How long is a story? Or rather, how short?
This is a question that Create and the h2g2 researchers putting together a variety show podcast1 would like to explore.
In November we challenged h2g2 researchers to write a novel of 50,000 words. Now we are going to ask them to attempt something much harder. Short short stories.
There is already a venerable tradition of these 100-200 word shorts on h2g2, so in keeping with Create’s science fiction theme for January, we have decided to up the ante a little, to challenge both old hands and those new to this kind of writing.
So we want 42 word stories. That’s right, stories of only 42 words. Actually, we will allow a leeway of 5 words plus or minus. But special acclaim will go to those tales which are dead on the word limit.
Along with the 42-themed photographs, this will be a running feature of the podcasts and not limited to the first episode, scheduled to go out later this (new!) year. But only the best stories will be included, so best to get honing those skills now.
Glasses clinked. Sequins glittered. A Sinatra wannabe crooned as the host led me downstairs to see his latest invention, a time machine.
“It’s just a clock!” I exclaimed.
“I’ll speed up the hands,” he proposed.
“You wanna make time fly? Take exams!”
“You’re voting for Kremmersley?” I exclaimed. “He opposes everything you believe in.”
“He’s our friend,” Mom explained.
“He invites us for turkey dinners, barbecues, even cruises,” Dad added.
“He won’t keep any of his campaign promises,” I said.
“That’s fine with us!”
The Christmas gift-planning session was going well: hedge clippers for Lonny,
yarn for Grandma, princess dolls for little Grace.
“The Parkers in Fairbanks?” my wife said, frowning.
“A solar-powered snowblower,” I suggested.
“Too much snow, too little sunlight,” she objected.
Add the stories to the threads below. We’d like to use this as a workshop as well as a story share, so don’t take it amiss if, as well as praise, suggestions are made for improvement. And don’t be afraid to comment on clever solutions, brilliant wordplay or helpful tweaks in others’ writing.
We will be suggesting themes for the stories to tackle, although all stories are welcome.
For March, you prompt is 'nature'.
In the Christmas gift story I do this with lists of things (hedge
clippers for Lonny, yarn for Grandma). The reader can imagine the
discussions that might have taken place when deciding on these gifts.
The time machine story uses bare bones sentences at the beginning to
descriptively set the scene -- a party.

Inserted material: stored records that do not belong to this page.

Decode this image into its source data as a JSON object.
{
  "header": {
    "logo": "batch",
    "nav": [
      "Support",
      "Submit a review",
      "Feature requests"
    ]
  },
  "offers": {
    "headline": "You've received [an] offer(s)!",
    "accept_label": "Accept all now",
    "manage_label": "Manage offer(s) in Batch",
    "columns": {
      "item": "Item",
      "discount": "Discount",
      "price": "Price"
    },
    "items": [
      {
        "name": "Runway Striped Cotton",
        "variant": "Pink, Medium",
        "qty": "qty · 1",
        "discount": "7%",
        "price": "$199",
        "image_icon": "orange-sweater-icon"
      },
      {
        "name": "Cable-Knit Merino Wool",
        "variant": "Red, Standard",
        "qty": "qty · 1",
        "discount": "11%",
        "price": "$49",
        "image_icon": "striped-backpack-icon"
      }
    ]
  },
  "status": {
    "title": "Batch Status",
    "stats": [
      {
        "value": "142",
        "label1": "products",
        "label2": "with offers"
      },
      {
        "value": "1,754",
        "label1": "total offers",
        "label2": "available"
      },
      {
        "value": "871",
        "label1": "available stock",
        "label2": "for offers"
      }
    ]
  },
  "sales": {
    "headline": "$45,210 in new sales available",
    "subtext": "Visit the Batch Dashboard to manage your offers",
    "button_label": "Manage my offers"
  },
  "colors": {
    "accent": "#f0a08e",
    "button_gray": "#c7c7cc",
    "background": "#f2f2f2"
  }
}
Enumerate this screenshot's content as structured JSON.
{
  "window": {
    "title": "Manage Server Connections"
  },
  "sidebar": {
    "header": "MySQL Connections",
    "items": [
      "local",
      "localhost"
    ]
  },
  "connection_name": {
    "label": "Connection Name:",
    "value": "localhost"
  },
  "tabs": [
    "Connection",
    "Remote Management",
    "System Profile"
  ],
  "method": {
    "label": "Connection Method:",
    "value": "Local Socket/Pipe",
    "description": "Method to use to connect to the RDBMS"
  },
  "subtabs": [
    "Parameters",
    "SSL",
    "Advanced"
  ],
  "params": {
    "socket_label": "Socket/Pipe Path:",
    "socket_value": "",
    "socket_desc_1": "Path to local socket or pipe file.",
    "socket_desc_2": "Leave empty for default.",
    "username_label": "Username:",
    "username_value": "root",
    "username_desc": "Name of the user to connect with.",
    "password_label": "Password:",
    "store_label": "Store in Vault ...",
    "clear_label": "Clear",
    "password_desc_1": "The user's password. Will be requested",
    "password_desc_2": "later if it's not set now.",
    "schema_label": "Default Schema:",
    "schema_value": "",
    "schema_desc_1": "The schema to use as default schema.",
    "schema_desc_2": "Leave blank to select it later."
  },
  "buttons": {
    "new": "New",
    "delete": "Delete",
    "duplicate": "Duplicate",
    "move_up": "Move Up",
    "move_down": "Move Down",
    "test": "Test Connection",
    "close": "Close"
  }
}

The first ten words evoke
champagne glasses clinking against each as people give a toast, then
fancy dresses that glitter, and finally the ubiquitous live
entertainment. The trip down to the lab is tacked onto the Sinatra
incident so that the action can shift smoothly to the invention theme.
Obviously, if people are dancing and drinking and listening to ersatz
Sinatra, then the host can schmooze with an old friend and brag about
his inventing hobby.
The political story is cyncical. There's humor, but the reader will
pick up on the sad situation that has nice people going with
politicians because they get dinners and cruises out of the guy, not
because he's compatible with their world view. But what does it matter
anyway if the politician isn't actually going to get anything done?
Sad, but also a plausible outcome given human nature."